Sayonee is the third song released by Sajna during the last one year. The first song was Jwalamukhi, a lullaby with lyrics written by Smitha Nambiar, which was released in June 2020. “It was a collaboration among seven women — all of us mothers from different corners of the world. We synergised our creative talents to compose, score, sing, choreograph and edit the lullaby. There was no orchestration, just a shruthi.” The second one was Thiruvona Ponnunjal, an Onam song, conceptualised by Wonderwall for Muzic247. Anu Elizabeth penned the lyrics, while Sreekanth Hariharan rendered the song.
While it might not seem much to an average listener, she tells us that each raga can change the mood. Sayonee, which is just over five minutes and has a ghazal touch to it, is set in the raga Yamuna Kalyani. “I gave Honey three options — Yamuna Kalyani, Behag, and Pantuvarali. While Pantuvarali sounded melancholic, Behag sounded too light-hearted. So we chose the middle ground with Yamuna Kalyani, which is a laidback raga, providing us with a lot of space to explore,” she explained.
Apart from the raga, the essence of the song also lies in the lyrics. “Honey had penned a lot of lines for the song.

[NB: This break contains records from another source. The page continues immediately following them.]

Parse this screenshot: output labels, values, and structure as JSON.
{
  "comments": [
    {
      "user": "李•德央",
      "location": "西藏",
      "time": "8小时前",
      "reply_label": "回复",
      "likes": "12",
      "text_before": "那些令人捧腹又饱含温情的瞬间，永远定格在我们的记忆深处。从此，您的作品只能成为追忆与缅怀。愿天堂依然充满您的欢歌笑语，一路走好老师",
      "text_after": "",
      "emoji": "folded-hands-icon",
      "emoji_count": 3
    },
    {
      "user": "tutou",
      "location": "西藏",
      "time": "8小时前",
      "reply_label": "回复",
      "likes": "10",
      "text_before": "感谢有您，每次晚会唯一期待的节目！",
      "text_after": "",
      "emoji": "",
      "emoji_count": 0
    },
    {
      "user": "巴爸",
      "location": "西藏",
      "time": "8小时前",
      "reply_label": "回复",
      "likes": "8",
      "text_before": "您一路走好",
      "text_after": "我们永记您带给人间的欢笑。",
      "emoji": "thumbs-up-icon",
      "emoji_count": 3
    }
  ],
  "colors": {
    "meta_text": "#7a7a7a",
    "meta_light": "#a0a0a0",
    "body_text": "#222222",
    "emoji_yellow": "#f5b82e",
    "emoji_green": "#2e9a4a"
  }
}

At first, we thought we would trim it. However, we soon realised that the essence of the song would be lost if we did so,” she says, adding that Ralfin has done an “excellent job in arranging the piece”. “He held back where needed, gave just the right texture, and gone all out at other times,” she says.
A dedicated participant in the vlogosphere, the artiste who completed a 42 hour musical marathon, thus entering the Limca Book of Records in 2019, has just complete a season of ‘Conversations with Sajna’ on her YouTube channel. A 12 episode series, the show saw her engaged in conversations with celebrities from different walks of life. The series, which started with an interview with Soorya Krishnamoorthy, also saw motivational speaker Dhanya Ravi, playback singer Karthika Vaidyanathan, and mridangist Aneesh Krishna appear as guests.

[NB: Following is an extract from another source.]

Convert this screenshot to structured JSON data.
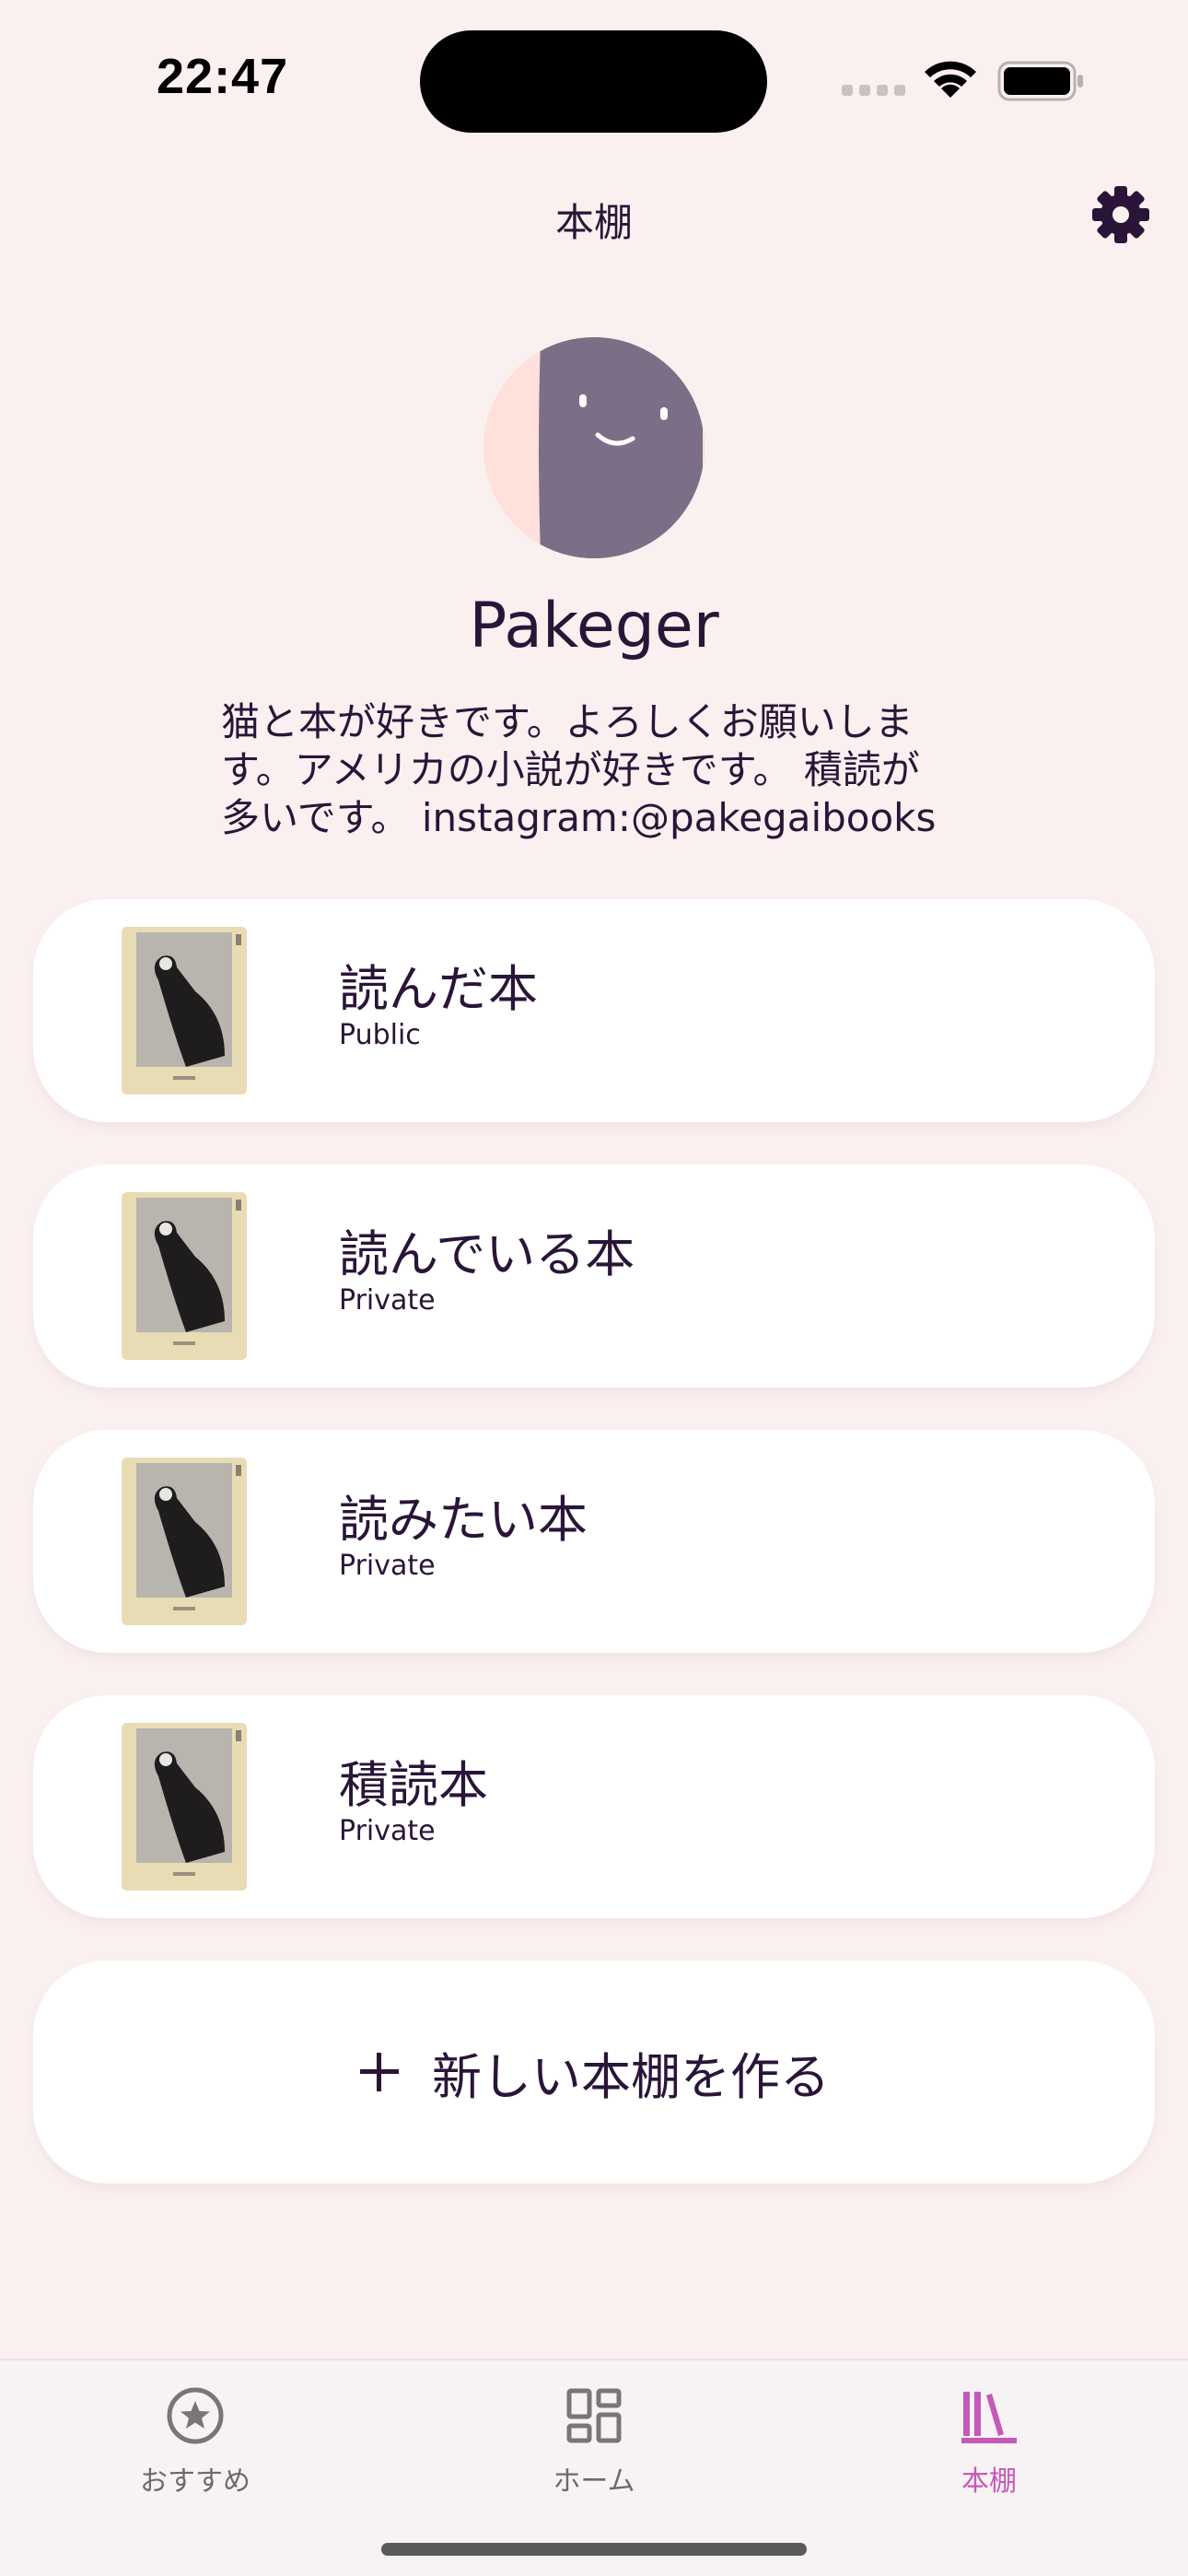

Sajna is currently working on a series on unfamiliar compositions of composers on the same platform. The first in what will most likely be a six-part series was Pranamamyaham, a composition by Dakshinamoorthy Swami that is set in Saraswathi raga and Rupaka thalam, which she released on January 1, 2021. “Everyone knows Dakshinamoorthy sir as a film composer. However, not many know that he has done a few major works in Carnatic music. I want to pull out compositions of such composers and slightly recreate them in the orchestration,” says Sajna.
Changing the style a bit, while recreating Dakshinamoorthy’s composition, Sajna used a keyboard instead of traditional instruments for the piece. “It has come out well and I have been receiving positive feedback from artistes in the Carnatic field,” an elated Sajna says. For the music video of Pranamamyaham, Sajna roped in actor-dancer Devaki Rajendran and Anaida Stanly — who is an animation/graphics designer as well as a sand artiste. While Anaida illustrated the piece through sand art, Devaki captured the emotions through her dance.
Taking the same creative mix and match, Sajna, who is going to work on a composition in Behag next, plans to tie up with a bass guitarist and a cellist. She expresses her interest in combining different art forms, be it live paintings or sculpting. “Since my PhD topic is neuromusicology, I want to experiment with ragas and see how it reaches across to people,” she says.
The artiste, who learnt classical dance at the age of four under Guru V Mydhili, says she helped her realise her flair for music. She adds that it was Mydhili who introduced Sajna to music Guru Omanakutty teacher. “Dance has helped me understand music — it made composition and communication easier for me. I do not doubt that dance makes you a better musician,” she says.
While music is what she plans to focus on, Sajna hopes to perform a dance kutcheri, like she used to once upon a time.
Through their official Facebook handles, actress Manju Warrier and singer Sujatha Mohan will release Sayonee today under the banner of Muzik247 at 6 pm. Team Nattapathira is behind the song’s production.